# Task to carry out
Among the entries that follow, find the lines containing the string "name" and copy them.

--- Information shown Enclosed Below ---

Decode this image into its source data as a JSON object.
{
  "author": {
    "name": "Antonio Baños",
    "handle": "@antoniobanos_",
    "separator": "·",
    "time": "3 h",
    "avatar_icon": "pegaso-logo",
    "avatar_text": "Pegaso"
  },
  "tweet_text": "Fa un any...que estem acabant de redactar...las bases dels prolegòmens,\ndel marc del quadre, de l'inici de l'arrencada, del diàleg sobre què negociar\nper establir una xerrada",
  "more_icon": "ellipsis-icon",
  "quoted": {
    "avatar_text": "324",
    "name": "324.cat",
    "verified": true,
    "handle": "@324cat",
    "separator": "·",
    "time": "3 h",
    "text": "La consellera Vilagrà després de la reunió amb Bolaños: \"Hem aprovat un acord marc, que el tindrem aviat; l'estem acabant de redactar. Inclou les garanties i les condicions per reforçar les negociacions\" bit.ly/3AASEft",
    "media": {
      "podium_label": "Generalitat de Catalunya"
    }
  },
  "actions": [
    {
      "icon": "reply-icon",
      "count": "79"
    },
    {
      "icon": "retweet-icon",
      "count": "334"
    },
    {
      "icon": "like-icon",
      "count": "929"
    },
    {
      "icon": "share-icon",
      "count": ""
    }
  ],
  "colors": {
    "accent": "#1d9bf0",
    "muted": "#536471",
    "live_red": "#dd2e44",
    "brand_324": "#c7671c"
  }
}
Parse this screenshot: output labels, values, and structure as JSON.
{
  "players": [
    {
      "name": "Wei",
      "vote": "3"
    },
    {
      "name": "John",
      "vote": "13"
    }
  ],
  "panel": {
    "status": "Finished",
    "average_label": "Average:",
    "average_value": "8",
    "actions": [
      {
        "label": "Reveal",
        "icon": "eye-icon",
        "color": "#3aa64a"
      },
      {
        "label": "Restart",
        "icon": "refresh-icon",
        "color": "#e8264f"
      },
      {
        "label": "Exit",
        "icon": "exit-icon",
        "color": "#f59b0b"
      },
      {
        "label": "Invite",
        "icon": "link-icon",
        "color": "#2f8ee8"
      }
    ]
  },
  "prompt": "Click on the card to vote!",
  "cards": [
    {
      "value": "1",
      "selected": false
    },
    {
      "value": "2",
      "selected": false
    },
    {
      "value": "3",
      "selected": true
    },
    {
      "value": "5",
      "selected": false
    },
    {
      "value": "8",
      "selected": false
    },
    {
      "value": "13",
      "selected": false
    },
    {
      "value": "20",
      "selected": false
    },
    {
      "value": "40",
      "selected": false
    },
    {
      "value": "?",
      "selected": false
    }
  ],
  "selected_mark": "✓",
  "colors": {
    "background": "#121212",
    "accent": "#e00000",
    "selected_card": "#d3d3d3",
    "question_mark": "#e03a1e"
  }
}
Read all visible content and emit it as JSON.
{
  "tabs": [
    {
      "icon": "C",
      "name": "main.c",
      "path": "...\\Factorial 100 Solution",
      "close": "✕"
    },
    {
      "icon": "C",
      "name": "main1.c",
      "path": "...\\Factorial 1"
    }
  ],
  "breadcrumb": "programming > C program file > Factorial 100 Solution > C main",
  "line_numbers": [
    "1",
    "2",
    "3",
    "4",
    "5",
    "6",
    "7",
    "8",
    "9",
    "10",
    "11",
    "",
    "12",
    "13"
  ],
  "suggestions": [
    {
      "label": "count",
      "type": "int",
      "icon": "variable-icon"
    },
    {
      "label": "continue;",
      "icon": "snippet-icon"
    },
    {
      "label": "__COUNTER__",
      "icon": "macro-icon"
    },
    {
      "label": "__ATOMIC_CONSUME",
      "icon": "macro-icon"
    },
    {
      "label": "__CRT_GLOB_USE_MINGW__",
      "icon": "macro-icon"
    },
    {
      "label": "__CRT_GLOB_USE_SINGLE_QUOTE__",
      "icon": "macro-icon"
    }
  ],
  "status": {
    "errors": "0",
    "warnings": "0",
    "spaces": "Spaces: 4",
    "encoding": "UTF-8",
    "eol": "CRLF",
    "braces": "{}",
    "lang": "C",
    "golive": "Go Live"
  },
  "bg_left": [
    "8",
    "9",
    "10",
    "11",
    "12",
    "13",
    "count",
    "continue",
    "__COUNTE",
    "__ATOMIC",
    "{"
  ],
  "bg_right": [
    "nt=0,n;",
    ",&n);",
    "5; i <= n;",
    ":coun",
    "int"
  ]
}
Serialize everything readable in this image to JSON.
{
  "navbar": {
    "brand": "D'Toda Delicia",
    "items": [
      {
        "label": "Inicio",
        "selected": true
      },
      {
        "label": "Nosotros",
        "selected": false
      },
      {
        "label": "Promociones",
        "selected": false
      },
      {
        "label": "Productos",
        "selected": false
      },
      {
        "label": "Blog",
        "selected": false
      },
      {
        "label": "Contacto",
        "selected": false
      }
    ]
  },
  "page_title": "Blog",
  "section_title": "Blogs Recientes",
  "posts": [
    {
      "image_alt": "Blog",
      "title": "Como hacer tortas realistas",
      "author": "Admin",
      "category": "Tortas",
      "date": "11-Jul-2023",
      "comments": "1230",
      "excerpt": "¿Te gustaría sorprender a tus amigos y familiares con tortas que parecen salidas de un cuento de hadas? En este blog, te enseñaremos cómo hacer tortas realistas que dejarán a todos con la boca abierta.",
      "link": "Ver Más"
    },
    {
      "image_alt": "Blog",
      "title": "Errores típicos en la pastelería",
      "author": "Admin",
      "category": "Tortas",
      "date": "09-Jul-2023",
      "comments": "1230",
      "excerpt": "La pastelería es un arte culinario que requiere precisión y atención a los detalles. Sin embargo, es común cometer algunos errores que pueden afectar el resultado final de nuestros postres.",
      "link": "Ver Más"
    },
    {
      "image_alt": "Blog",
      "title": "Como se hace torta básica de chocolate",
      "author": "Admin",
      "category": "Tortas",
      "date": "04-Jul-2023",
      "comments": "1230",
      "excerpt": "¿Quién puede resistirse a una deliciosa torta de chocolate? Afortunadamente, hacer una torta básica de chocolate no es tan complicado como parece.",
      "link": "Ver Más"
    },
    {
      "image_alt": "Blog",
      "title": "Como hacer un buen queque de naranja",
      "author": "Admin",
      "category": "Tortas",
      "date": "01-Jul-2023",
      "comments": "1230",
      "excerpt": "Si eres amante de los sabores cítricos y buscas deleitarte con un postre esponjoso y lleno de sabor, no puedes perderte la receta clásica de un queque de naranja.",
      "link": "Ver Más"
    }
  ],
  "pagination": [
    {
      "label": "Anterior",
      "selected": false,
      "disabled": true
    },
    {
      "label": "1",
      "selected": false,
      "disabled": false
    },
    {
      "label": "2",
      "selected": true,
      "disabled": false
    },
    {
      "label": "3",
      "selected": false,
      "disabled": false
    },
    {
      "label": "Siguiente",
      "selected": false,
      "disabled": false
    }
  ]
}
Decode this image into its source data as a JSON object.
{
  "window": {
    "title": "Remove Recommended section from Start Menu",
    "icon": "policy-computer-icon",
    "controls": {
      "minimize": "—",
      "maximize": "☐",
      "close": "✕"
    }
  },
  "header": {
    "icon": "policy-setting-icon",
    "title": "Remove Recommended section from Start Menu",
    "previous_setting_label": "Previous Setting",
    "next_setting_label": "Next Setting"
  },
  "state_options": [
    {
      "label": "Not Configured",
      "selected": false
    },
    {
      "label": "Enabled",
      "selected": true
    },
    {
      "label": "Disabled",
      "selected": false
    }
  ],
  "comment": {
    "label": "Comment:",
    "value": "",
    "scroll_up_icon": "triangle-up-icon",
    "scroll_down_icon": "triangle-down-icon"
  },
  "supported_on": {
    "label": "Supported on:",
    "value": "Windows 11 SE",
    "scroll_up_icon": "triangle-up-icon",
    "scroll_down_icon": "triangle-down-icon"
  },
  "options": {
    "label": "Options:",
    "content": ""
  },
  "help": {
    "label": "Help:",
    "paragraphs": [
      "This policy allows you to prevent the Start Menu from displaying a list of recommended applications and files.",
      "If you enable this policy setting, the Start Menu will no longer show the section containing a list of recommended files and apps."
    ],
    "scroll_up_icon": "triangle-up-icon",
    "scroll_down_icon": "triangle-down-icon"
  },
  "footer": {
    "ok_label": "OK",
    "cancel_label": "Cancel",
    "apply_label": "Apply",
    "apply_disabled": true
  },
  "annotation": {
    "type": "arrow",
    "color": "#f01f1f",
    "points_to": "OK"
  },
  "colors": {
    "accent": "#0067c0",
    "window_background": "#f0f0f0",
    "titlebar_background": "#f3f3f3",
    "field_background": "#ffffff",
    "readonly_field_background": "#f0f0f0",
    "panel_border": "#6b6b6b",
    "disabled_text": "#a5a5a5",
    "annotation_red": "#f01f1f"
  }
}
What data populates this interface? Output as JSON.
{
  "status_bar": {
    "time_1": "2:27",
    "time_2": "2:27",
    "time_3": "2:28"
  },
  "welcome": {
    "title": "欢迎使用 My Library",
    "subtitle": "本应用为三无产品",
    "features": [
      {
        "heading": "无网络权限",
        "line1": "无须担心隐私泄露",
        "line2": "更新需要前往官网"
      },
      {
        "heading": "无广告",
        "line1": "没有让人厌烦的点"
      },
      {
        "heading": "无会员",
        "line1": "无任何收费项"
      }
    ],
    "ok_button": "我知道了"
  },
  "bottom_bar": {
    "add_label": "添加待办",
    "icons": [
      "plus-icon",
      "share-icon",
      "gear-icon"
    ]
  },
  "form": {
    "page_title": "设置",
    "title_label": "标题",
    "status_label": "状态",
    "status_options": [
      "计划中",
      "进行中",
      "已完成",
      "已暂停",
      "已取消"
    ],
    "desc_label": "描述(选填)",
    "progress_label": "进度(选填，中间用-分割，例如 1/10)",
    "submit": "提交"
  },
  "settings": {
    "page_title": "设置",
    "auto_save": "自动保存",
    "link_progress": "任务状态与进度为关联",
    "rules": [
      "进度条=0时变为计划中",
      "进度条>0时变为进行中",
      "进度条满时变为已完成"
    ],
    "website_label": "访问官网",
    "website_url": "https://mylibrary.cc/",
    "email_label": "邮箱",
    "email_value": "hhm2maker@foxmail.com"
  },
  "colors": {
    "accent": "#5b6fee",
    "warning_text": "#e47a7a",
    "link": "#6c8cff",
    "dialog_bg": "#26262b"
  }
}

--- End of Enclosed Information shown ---

# Answer area
    "name": "Antonio Baños",
    "name": "324.cat",
      "name": "Wei",
      "name": "John",
      "name": "main.c",
      "name": "main1.c",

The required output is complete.